What lines in the records include the string "hoonadaer"? Return each one.
Segment Start: SUPPLIED MATERIAL
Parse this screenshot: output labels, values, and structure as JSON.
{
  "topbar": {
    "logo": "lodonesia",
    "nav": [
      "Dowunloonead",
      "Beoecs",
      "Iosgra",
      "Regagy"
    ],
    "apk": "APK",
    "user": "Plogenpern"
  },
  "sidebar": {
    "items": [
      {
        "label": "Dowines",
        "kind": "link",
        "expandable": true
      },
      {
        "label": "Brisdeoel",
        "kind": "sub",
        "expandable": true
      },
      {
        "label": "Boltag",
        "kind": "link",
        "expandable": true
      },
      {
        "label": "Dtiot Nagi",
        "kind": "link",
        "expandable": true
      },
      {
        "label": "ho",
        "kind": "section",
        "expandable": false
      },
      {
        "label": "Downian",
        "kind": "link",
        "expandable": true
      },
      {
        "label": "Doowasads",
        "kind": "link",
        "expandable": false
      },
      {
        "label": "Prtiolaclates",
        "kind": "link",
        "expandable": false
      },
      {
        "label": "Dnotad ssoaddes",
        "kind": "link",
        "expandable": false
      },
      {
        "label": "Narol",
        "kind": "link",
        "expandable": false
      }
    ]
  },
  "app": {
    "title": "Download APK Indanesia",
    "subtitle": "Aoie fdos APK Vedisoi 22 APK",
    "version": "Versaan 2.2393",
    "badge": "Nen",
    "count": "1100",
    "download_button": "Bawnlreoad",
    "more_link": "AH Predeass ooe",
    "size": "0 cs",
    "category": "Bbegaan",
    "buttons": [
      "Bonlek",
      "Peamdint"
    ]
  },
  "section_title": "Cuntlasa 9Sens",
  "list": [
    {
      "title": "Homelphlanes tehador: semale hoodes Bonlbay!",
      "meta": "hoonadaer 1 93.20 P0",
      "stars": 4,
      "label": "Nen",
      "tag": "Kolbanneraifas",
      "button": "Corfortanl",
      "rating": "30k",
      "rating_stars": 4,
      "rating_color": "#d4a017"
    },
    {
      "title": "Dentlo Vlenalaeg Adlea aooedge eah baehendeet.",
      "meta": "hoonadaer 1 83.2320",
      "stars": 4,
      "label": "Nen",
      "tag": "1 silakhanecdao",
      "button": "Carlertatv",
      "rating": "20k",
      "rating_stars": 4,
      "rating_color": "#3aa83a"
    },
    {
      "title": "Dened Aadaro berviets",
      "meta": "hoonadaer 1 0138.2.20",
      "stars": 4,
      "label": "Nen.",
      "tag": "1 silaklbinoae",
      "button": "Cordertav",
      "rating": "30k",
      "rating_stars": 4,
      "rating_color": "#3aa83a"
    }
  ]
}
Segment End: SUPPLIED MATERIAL
→ WRITTEN SOLUTION
      "meta": "hoonadaer 1 93.20 P0",
      "meta": "hoonadaer 1 83.2320",
      "meta": "hoonadaer 1 0138.2.20",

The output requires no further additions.